Currently all newborn babies (between 3 and 5 days old) are offered newborn bloodspot screening (known as the ‘heel prick’) through their parents/guardians for eight very rare conditions that are treatable if detected early in life. These include:

- cystic fibrosis

- congenital hypothyroidism

- phenylketonuria

- classical galactosaemia

- MCADD (medium-chain acyl-CoA dehydrogenase deficiency)

- Homocystinuria

- maple syrup urine disease

- glutaric aciduria type 1

The most recent expansion of the programme occurred on 3 December 2018 when screening for Medium Chain Acyl-CoA Dehydrogenase Deficiency (MCADD) and Glutaric Aciduria Type 1 (GA1) commenced.

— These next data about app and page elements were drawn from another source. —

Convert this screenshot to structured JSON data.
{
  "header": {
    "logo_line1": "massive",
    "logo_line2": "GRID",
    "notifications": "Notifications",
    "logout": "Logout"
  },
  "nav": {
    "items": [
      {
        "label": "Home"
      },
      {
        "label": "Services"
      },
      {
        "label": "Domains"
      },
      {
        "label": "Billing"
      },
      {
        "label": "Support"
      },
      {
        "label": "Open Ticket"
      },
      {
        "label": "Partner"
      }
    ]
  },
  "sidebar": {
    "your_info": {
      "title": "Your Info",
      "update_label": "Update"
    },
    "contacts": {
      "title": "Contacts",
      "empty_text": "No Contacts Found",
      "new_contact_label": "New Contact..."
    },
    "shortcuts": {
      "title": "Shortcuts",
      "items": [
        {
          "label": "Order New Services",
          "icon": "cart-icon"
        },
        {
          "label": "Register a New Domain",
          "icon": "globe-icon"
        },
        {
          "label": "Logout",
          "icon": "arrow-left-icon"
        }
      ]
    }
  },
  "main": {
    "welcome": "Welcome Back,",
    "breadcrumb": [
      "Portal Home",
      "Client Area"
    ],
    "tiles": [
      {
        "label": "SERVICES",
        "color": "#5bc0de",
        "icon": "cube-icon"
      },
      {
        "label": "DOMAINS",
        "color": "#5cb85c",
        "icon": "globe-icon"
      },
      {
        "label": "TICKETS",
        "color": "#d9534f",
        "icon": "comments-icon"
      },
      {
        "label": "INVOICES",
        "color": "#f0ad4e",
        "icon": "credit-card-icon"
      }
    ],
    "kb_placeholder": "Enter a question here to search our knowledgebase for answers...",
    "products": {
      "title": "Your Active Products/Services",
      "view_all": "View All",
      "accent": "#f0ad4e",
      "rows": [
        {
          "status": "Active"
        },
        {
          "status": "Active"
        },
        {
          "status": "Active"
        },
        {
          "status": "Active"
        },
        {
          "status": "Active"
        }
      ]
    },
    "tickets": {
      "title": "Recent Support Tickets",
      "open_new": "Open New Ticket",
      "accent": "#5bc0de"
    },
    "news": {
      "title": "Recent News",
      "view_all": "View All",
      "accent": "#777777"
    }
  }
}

As per recommendation 5, contained within the Scally Review (2018), a National Screening Committee will be established and become operational before the end of 2019. This is to strengthen the governance, transparency and oversight of any proposed new programmes or changes to existing programmes. Similar to the UK National Screening Committee, the Committee’s role will be to undertake an independent assessment of the evidence for screening for a particular condition against internationally accepted criteria and make recommendations accordingly.

- Interviews for the role of Chairperson took place on 10 June 2019 and I expect to receive a recommendation for appointment this week

- The remaining positions on the NSC will be filled by Expressions of Interest throughout June - August 2019.

Any future potential changes to the National Newborn Bloodspot Screening Programme will be incorporated as part of the Committee's immediate work programme. Ireland, very much like the UK has always evaluated the case for commencing a national screening programme against the international accepted criteria – collectively known as the Wilson Junger criteria. The evidence bar for commencing a screening programme should and must remain high. This ensures that we can be confident that the programme is effective, quality assured and operating as safe as possible.